▼

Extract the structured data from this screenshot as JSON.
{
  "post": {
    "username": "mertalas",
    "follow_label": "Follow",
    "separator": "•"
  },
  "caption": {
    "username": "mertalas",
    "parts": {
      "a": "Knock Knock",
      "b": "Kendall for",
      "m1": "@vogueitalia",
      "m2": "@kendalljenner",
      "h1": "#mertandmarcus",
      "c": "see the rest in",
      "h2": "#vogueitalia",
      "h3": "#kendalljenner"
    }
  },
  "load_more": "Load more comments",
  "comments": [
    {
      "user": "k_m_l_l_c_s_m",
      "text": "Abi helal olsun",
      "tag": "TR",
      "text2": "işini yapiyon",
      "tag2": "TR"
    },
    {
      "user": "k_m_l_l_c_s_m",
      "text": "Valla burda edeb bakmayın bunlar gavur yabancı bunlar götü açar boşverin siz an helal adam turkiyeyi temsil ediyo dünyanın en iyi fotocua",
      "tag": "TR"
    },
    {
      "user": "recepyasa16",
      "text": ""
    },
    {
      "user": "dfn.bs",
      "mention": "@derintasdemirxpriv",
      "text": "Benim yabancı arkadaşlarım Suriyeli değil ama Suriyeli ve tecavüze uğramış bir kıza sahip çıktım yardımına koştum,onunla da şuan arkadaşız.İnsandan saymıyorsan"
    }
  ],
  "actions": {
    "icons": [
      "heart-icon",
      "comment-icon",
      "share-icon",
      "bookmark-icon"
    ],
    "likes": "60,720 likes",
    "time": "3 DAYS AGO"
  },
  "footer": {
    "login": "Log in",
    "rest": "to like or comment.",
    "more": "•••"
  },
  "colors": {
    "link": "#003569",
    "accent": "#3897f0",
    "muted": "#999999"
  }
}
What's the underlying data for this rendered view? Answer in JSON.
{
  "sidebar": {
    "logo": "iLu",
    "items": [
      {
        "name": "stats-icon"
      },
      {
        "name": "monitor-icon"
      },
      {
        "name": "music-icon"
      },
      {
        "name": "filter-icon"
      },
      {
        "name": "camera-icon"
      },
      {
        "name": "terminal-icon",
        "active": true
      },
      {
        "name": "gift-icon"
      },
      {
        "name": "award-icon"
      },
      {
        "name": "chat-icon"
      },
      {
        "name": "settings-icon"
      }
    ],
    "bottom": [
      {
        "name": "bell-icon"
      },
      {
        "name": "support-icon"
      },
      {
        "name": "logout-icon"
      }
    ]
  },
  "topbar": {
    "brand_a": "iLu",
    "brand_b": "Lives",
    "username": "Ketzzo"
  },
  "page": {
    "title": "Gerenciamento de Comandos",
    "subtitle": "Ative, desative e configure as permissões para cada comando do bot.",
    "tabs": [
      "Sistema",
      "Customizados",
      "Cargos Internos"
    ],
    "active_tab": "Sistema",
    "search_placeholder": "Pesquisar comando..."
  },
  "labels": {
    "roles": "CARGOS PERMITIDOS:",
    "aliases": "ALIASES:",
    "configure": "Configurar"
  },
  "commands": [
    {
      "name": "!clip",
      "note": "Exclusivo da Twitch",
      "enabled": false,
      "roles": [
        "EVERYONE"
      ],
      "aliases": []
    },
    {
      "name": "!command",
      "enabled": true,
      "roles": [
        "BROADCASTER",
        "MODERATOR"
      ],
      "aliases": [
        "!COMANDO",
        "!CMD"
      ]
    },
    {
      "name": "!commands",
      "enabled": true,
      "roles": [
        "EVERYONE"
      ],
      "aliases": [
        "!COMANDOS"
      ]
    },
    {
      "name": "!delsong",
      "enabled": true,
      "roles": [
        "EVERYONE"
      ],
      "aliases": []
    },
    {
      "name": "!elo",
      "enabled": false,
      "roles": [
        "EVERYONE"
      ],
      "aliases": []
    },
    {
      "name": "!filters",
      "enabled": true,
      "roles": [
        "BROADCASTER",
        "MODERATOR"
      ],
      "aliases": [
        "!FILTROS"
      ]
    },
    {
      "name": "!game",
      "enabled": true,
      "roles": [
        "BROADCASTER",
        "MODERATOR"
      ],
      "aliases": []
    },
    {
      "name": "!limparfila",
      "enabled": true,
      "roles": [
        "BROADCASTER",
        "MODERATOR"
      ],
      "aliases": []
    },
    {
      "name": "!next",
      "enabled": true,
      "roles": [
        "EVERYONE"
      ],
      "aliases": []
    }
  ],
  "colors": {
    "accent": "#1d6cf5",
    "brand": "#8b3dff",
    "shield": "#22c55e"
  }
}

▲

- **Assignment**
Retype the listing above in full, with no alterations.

- **Problem solution**
Extract the structured data from this screenshot as JSON.
{
  "post": {
    "username": "mertalas",
    "follow_label": "Follow",
    "separator": "•"
  },
  "caption": {
    "username": "mertalas",
    "parts": {
      "a": "Knock Knock",
      "b": "Kendall for",
      "m1": "@vogueitalia",
      "m2": "@kendalljenner",
      "h1": "#mertandmarcus",
      "c": "see the rest in",
      "h2": "#vogueitalia",
      "h3": "#kendalljenner"
    }
  },
  "load_more": "Load more comments",
  "comments": [
    {
      "user": "k_m_l_l_c_s_m",
      "text": "Abi helal olsun",
      "tag": "TR",
      "text2": "işini yapiyon",
      "tag2": "TR"
    },
    {
      "user": "k_m_l_l_c_s_m",
      "text": "Valla burda edeb bakmayın bunlar gavur yabancı bunlar götü açar boşverin siz an helal adam turkiyeyi temsil ediyo dünyanın en iyi fotocua",
      "tag": "TR"
    },
    {
      "user": "recepyasa16",
      "text": ""
    },
    {
      "user": "dfn.bs",
      "mention": "@derintasdemirxpriv",
      "text": "Benim yabancı arkadaşlarım Suriyeli değil ama Suriyeli ve tecavüze uğramış bir kıza sahip çıktım yardımına koştum,onunla da şuan arkadaşız.İnsandan saymıyorsan"
    }
  ],
  "actions": {
    "icons": [
      "heart-icon",
      "comment-icon",
      "share-icon",
      "bookmark-icon"
    ],
    "likes": "60,720 likes",
    "time": "3 DAYS AGO"
  },
  "footer": {
    "login": "Log in",
    "rest": "to like or comment.",
    "more": "•••"
  },
  "colors": {
    "link": "#003569",
    "accent": "#3897f0",
    "muted": "#999999"
  }
}
What's the underlying data for this rendered view? Answer in JSON.
{
  "sidebar": {
    "logo": "iLu",
    "items": [
      {
        "name": "stats-icon"
      },
      {
        "name": "monitor-icon"
      },
      {
        "name": "music-icon"
      },
      {
        "name": "filter-icon"
      },
      {
        "name": "camera-icon"
      },
      {
        "name": "terminal-icon",
        "active": true
      },
      {
        "name": "gift-icon"
      },
      {
        "name": "award-icon"
      },
      {
        "name": "chat-icon"
      },
      {
        "name": "settings-icon"
      }
    ],
    "bottom": [
      {
        "name": "bell-icon"
      },
      {
        "name": "support-icon"
      },
      {
        "name": "logout-icon"
      }
    ]
  },
  "topbar": {
    "brand_a": "iLu",
    "brand_b": "Lives",
    "username": "Ketzzo"
  },
  "page": {
    "title": "Gerenciamento de Comandos",
    "subtitle": "Ative, desative e configure as permissões para cada comando do bot.",
    "tabs": [
      "Sistema",
      "Customizados",
      "Cargos Internos"
    ],
    "active_tab": "Sistema",
    "search_placeholder": "Pesquisar comando..."
  },
  "labels": {
    "roles": "CARGOS PERMITIDOS:",
    "aliases": "ALIASES:",
    "configure": "Configurar"
  },
  "commands": [
    {
      "name": "!clip",
      "note": "Exclusivo da Twitch",
      "enabled": false,
      "roles": [
        "EVERYONE"
      ],
      "aliases": []
    },
    {
      "name": "!command",
      "enabled": true,
      "roles": [
        "BROADCASTER",
        "MODERATOR"
      ],
      "aliases": [
        "!COMANDO",
        "!CMD"
      ]
    },
    {
      "name": "!commands",
      "enabled": true,
      "roles": [
        "EVERYONE"
      ],
      "aliases": [
        "!COMANDOS"
      ]
    },
    {
      "name": "!delsong",
      "enabled": true,
      "roles": [
        "EVERYONE"
      ],
      "aliases": []
    },
    {
      "name": "!elo",
      "enabled": false,
      "roles": [
        "EVERYONE"
      ],
      "aliases": []
    },
    {
      "name": "!filters",
      "enabled": true,
      "roles": [
        "BROADCASTER",
        "MODERATOR"
      ],
      "aliases": [
        "!FILTROS"
      ]
    },
    {
      "name": "!game",
      "enabled": true,
      "roles": [
        "BROADCASTER",
        "MODERATOR"
      ],
      "aliases": []
    },
    {
      "name": "!limparfila",
      "enabled": true,
      "roles": [
        "BROADCASTER",
        "MODERATOR"
      ],
      "aliases": []
    },
    {
      "name": "!next",
      "enabled": true,
      "roles": [
        "EVERYONE"
      ],
      "aliases": []
    }
  ],
  "colors": {
    "accent": "#1d6cf5",
    "brand": "#8b3dff",
    "shield": "#22c55e"
  }
}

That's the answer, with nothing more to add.